Higher Ground Farm: Growing Above the Rest

Higher Ground Farm: Growing Above the Rest

Higher Ground Farm: Growing Above the Rest

Story by Mandi Tompkins
Photos by Ashley Herrin

New Englander's have long embraced local agricultural. Community farming has been a way of life since colonial times on the outskirts of Boston and beyond. But that role is no longer limited to wide-open landscapes in rural areas. One farm is redefining the rules of agriculture, shaping how city-folk think about farming, and is changing the way Bostonians eat. Meet Higher Ground Farm, owned by long-time friends and “soul-mates” Courtney Hennessey and John Stoddard. They’re on a mission to increase access to fresh, healthy food in Boston, and contribute to the sustainability of our food system.

The two, who met at the University of Vermont on their second day of college, say they never would have believed how their lives have unfurled. But here they are 14 years post-college, and hundreds of feet up, cultivating Boston’s first rooftop farm atop the Boston Design Center. Now in their second growing season, the farm is getting an earlier start and the crops are starting to come in. But despite the abundance of crops and an already flourishing network of buyers, they insist that the road to the roof was not a quick and easy one.
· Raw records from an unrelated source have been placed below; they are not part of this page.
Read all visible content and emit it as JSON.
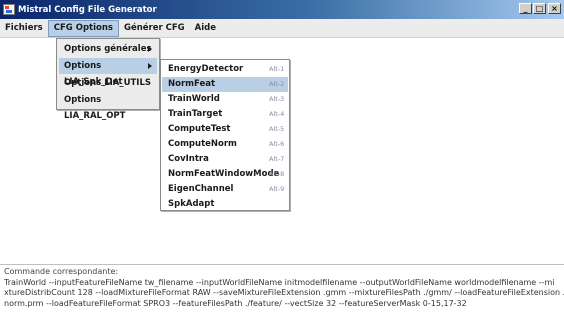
{
  "window": {
    "title": "Mistral Config File Generator",
    "buttons": {
      "minimize": "_",
      "maximize": "□",
      "close": "×"
    }
  },
  "menubar": {
    "items": [
      "Fichiers",
      "CFG Options",
      "Générer CFG",
      "Aide"
    ],
    "active": "CFG Options"
  },
  "cfg_menu": {
    "items": [
      {
        "label": "Options générales",
        "has_submenu": true
      },
      {
        "label": "Options LIA_Spk_Det",
        "has_submenu": true,
        "highlighted": true
      },
      {
        "label": "Options LIA_UTILS",
        "has_submenu": false
      },
      {
        "label": "Options LIA_RAL_OPT",
        "has_submenu": false
      }
    ]
  },
  "spk_det_submenu": {
    "items": [
      {
        "label": "EnergyDetector",
        "shortcut": "Alt-1"
      },
      {
        "label": "NormFeat",
        "shortcut": "Alt-2",
        "highlighted": true
      },
      {
        "label": "TrainWorld",
        "shortcut": "Alt-3"
      },
      {
        "label": "TrainTarget",
        "shortcut": "Alt-4"
      },
      {
        "label": "ComputeTest",
        "shortcut": "Alt-5"
      },
      {
        "label": "ComputeNorm",
        "shortcut": "Alt-6"
      },
      {
        "label": "CovIntra",
        "shortcut": "Alt-7"
      },
      {
        "label": "NormFeatWindowMode",
        "shortcut": "Alt-8"
      },
      {
        "label": "EigenChannel",
        "shortcut": "Alt-9"
      },
      {
        "label": "SpkAdapt",
        "shortcut": ""
      }
    ]
  },
  "command": {
    "label": "Commande correspondante:",
    "lines": [
      " TrainWorld --inputFeatureFileName tw_filename --inputWorldFileName initmodelfilename --outputWorldFileName worldmodelfilename --mi",
      "xtureDistribCount 128 --loadMixtureFileFormat RAW --saveMixtureFileExtension .gmm --mixtureFilesPath ./gmm/ --loadFeatureFileExtension .",
      "norm.prm --loadFeatureFileFormat SPRO3 --featureFilesPath ./feature/ --vectSize 32 --featureServerMask 0-15,17-32"
    ]
  }
}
The Road to the Roof

Upon graduation from UVM in 1999, Courtney moved to Massachusetts to work for The Food Project and John went out west to work in Portland, Oregon. In 2005, their paths re-aligned when John moved back to Boston and the two began a long stretch working in the restaurant business. It wasn’t until 2010 that the two started drumming up plans for their dream farm, and Higher Ground began its long journey to reality. They started with funding, launching a Kickstarter® campaign and subsequent fundraisers. After a search of various rooftop locations, including one in Charles- town, the two settled on the Boston Design Center and signed their lease in 2012.
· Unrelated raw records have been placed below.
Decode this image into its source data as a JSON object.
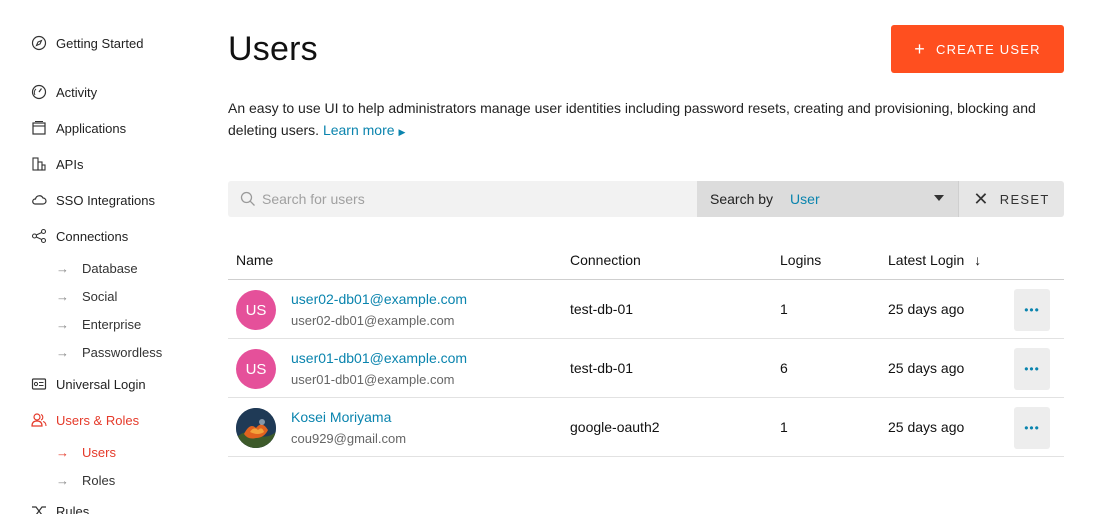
{
  "sidebar": {
    "items": [
      {
        "label": "Getting Started",
        "icon": "compass-icon"
      },
      {
        "label": "Activity",
        "icon": "gauge-icon"
      },
      {
        "label": "Applications",
        "icon": "applications-icon"
      },
      {
        "label": "APIs",
        "icon": "apis-icon"
      },
      {
        "label": "SSO Integrations",
        "icon": "cloud-icon"
      },
      {
        "label": "Connections",
        "icon": "connections-icon"
      },
      {
        "label": "Universal Login",
        "icon": "universal-login-icon"
      },
      {
        "label": "Users & Roles",
        "icon": "users-icon"
      },
      {
        "label": "Rules",
        "icon": "rules-icon"
      }
    ],
    "connections_sub": [
      "Database",
      "Social",
      "Enterprise",
      "Passwordless"
    ],
    "users_sub": [
      "Users",
      "Roles"
    ],
    "active_color": "#e53a2a"
  },
  "header": {
    "title": "Users",
    "create_button": "CREATE USER",
    "create_button_color": "#ff4f1f"
  },
  "description": {
    "text": "An easy to use UI to help administrators manage user identities including password resets, creating and provisioning, blocking and deleting users.",
    "link": "Learn more"
  },
  "search": {
    "placeholder": "Search for users",
    "search_by_label": "Search by",
    "search_by_value": "User",
    "reset_label": "RESET"
  },
  "table": {
    "columns": [
      "Name",
      "Connection",
      "Logins",
      "Latest Login"
    ],
    "sort_indicator": "↓",
    "rows": [
      {
        "initials": "US",
        "name": "user02-db01@example.com",
        "email": "user02-db01@example.com",
        "connection": "test-db-01",
        "logins": "1",
        "latest_login": "25 days ago",
        "avatar": "initials"
      },
      {
        "initials": "US",
        "name": "user01-db01@example.com",
        "email": "user01-db01@example.com",
        "connection": "test-db-01",
        "logins": "6",
        "latest_login": "25 days ago",
        "avatar": "initials"
      },
      {
        "initials": "",
        "name": "Kosei Moriyama",
        "email": "cou929@gmail.com",
        "connection": "google-oauth2",
        "logins": "1",
        "latest_login": "25 days ago",
        "avatar": "photo"
      }
    ],
    "more_label": "•••",
    "link_color": "#0a84ae",
    "avatar_color": "#e5509a"
  }
}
The first growing season began in July of 2013, after months of tackling the city’s bureaucratic red tape, and hours of manual labor. On their own, and with the help of volunteers they hauled 1,400 milk crates and the organic soil to fill them up onto the roof. The farm cultivated 2,300 pounds of produce during last year’s short growing season, and this year they expect to grow even more.

Getting to Higher Ground Farm is no easy task, but the journey and the view up top are more than worth the effort. To get to the rooftop, we took an elevator to the top floor and then ascended a slightly perilous set of stairs. From there we stepped out onto the farm’s staggering 55,000 square feet of rooftop growing space. Currently, they grow primarily salad greens, tomatoes, and edible flowers in rows upon rows of planter beds. This year they plan to experiment with cucumbers and summer squash as well. The plants are watered two times a day by a complex irrigation system that snakes through the planter beds.
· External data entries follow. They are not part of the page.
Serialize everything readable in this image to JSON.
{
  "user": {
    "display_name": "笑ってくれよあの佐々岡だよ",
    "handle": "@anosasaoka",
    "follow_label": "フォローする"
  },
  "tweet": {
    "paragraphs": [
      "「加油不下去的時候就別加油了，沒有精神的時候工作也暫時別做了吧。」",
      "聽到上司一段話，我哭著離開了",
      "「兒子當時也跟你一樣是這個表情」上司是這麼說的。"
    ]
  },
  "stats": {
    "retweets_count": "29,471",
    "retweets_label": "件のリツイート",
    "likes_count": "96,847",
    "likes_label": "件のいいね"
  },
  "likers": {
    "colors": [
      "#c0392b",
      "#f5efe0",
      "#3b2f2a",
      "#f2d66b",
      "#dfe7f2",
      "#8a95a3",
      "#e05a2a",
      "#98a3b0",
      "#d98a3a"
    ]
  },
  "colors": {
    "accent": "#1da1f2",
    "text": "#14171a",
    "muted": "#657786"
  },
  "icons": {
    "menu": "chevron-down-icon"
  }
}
According to Courtney and John there are definitely some challenges to farming on an expansive roof-top – namely, the high winds from off the ocean and seagulls. During our visit to the farm several gulls had already taken up residence on the rooftop where they will lay their eggs and protect their babies from predators. And unfortunately they can’t distinguish between a dangerous hawk and a friendly volunteer. Needless to say, Courtney and John will be relocating the seagulls. They also initially worried about pollination on the rooftop, but nine beehives housed on the roof of the Seaport Hotel have helped the process along.

Where to Find Higher Ground

Throughout Courtney and John’s many years in the restaurant business they built many strong relationships in the Boston restaurant community, and now those people are the support system that has helped their business get off the ground. Currently, Higher Ground Farms sells most of their produce to local restaurants in Boston. The list of top-notch restaurants includes Tres Gatos, Ten Tables, Toro, Coppa, and Tavern Road just to name a few. They also sell in one retail store called American Provisions. This coming year they will be adding Myers and Chang to their roster.

If you want to get your hands dirty, the farm offers several volunteer opportunities throughout the summer. Volunteers can help out with a variety of tasks, from planting tomatoes to carrying milk crates up to the rooftop for planting. In 2013, they had around 50 people at every volunteer event, so be sure to sign up well ahead of time. You can help Higher Ground take their farm to the next level.

Courtney and John have big plans for their rooftop farm. In the future they hope to gain public access to the roof so they can create an event space, and a place where they can hold educational events for kids and adults alike. They have even toyed with the idea of hosting supper clubs and dinner pop ups. And of course, they will continue on their mission to deliver fresh, healthy food to Bostonians, and educate our community on the benefits of rooftop farming.